§ **The problem**:
Say, as a bare number, how many lines of the listing contain "true".

§ **Extracted information**:
###

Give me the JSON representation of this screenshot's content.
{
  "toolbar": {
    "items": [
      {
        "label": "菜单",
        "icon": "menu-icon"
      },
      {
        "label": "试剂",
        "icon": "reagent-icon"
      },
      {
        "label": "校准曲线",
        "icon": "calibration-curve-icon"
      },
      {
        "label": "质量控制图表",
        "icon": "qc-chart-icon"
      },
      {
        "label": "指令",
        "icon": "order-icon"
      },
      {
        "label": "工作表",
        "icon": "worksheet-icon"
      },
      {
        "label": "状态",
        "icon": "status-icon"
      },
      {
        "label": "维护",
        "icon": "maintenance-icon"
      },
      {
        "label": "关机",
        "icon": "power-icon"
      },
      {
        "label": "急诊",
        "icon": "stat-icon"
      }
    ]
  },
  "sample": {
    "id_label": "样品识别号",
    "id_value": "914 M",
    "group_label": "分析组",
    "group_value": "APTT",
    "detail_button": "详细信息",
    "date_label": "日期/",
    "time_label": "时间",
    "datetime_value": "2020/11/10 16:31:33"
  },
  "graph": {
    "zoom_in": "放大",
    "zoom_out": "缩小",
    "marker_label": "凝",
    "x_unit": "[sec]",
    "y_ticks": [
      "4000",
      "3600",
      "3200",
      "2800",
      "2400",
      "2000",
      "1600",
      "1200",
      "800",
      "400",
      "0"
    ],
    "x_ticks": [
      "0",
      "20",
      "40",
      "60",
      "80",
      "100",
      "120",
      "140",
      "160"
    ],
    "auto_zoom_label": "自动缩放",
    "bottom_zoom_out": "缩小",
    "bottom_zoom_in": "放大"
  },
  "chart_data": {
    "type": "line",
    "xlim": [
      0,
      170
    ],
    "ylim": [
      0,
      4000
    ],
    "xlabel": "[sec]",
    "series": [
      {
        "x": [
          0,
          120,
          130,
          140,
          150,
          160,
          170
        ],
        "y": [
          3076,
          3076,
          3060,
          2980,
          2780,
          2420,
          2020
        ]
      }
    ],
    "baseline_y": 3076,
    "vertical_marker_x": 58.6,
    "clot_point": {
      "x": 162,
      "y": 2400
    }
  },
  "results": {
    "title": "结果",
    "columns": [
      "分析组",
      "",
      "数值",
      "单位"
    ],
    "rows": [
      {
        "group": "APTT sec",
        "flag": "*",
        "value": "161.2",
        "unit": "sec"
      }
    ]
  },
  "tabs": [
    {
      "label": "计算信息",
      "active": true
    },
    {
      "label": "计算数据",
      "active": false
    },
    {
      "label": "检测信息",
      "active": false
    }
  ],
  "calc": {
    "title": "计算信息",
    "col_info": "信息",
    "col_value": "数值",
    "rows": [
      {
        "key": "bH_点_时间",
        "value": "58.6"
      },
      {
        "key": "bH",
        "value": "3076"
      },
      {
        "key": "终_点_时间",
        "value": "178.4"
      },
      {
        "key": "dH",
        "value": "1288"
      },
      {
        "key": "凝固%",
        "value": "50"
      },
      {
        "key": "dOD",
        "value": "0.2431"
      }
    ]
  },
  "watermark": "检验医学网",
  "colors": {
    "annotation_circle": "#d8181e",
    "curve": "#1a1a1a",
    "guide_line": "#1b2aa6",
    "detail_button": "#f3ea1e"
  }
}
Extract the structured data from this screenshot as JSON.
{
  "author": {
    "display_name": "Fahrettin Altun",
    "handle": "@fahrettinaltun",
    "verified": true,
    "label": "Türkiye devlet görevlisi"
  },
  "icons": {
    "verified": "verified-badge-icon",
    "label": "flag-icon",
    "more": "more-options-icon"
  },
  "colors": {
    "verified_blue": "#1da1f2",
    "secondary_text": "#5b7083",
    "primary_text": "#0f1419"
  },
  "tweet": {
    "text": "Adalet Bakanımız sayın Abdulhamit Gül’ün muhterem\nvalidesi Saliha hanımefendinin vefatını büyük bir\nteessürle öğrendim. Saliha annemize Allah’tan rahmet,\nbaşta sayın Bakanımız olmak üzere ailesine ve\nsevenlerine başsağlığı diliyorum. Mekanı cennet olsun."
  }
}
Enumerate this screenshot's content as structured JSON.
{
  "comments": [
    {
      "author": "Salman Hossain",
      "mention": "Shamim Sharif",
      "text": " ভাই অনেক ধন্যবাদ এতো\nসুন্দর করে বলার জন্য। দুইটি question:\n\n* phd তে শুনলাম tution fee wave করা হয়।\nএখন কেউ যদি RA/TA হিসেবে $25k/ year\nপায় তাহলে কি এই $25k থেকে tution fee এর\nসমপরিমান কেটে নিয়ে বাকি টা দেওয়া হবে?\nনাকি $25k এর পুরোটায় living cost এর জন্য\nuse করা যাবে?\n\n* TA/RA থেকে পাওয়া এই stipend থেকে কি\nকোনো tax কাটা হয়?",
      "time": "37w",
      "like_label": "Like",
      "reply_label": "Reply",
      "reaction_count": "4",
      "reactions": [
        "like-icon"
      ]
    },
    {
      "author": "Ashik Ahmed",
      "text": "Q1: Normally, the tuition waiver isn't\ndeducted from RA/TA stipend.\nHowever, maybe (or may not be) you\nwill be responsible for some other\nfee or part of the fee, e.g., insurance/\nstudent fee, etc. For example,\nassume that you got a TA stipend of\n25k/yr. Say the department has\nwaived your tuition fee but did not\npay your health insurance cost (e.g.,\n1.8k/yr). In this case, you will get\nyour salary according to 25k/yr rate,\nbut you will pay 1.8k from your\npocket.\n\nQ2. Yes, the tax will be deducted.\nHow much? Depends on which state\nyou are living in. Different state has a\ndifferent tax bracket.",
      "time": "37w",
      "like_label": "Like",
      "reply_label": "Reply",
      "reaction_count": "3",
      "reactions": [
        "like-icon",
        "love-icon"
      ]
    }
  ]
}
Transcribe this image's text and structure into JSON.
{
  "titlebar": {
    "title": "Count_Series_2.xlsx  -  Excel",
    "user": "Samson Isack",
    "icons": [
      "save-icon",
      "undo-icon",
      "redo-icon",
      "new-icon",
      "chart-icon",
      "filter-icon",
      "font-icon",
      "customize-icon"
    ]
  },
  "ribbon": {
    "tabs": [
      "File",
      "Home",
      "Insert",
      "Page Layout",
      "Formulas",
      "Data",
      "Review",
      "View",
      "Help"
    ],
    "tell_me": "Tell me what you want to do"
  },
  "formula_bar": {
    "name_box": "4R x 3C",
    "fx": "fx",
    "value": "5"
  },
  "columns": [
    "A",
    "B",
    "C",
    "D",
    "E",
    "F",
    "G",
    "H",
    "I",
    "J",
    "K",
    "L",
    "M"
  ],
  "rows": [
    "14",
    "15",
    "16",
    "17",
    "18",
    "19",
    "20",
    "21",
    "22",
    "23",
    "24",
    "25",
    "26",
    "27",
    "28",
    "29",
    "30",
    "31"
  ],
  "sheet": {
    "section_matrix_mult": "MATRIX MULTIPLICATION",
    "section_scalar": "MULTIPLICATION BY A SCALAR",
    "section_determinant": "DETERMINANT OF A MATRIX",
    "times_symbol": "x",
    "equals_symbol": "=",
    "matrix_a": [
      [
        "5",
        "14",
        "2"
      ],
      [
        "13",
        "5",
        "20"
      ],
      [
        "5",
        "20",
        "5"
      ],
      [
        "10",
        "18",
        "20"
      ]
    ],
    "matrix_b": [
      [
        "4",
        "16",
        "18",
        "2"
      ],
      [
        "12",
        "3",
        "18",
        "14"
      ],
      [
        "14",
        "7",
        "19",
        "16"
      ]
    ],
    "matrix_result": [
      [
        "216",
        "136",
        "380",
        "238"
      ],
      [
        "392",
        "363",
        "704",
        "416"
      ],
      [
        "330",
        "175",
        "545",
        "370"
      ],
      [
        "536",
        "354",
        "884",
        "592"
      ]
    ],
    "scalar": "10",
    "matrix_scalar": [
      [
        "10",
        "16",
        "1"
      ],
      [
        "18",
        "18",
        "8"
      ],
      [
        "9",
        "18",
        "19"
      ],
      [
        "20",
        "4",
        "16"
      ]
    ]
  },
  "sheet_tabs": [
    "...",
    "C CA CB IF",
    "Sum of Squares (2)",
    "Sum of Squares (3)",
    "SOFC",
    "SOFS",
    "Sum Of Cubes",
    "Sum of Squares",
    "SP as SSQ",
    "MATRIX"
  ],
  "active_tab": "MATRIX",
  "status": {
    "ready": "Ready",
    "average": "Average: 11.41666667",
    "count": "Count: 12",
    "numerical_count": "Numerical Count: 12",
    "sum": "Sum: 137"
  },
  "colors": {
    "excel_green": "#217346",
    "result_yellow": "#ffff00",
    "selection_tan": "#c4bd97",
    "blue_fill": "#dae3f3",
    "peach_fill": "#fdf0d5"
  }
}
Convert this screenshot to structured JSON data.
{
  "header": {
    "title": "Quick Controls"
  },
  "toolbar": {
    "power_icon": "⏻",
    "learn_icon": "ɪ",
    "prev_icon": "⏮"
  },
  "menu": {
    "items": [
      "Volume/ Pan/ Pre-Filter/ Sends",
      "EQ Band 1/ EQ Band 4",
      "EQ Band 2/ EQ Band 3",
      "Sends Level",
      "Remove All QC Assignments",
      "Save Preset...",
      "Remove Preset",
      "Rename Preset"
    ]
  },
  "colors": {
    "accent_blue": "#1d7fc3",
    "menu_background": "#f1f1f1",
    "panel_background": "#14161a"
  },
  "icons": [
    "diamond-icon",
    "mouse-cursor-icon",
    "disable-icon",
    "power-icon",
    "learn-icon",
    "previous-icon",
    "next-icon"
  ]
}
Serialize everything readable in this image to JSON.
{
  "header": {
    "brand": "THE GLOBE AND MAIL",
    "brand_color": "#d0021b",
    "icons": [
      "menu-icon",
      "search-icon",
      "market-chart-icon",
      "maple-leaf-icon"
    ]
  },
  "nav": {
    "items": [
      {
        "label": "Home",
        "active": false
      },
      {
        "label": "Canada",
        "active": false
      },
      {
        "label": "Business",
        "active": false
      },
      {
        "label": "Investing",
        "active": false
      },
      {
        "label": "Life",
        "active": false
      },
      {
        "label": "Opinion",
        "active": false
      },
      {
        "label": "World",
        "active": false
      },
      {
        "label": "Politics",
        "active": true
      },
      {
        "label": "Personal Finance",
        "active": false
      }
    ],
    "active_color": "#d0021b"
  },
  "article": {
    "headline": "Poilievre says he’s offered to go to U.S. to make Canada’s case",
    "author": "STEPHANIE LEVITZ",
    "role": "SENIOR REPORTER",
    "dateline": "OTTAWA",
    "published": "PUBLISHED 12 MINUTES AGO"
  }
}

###

§ **Task output**:
3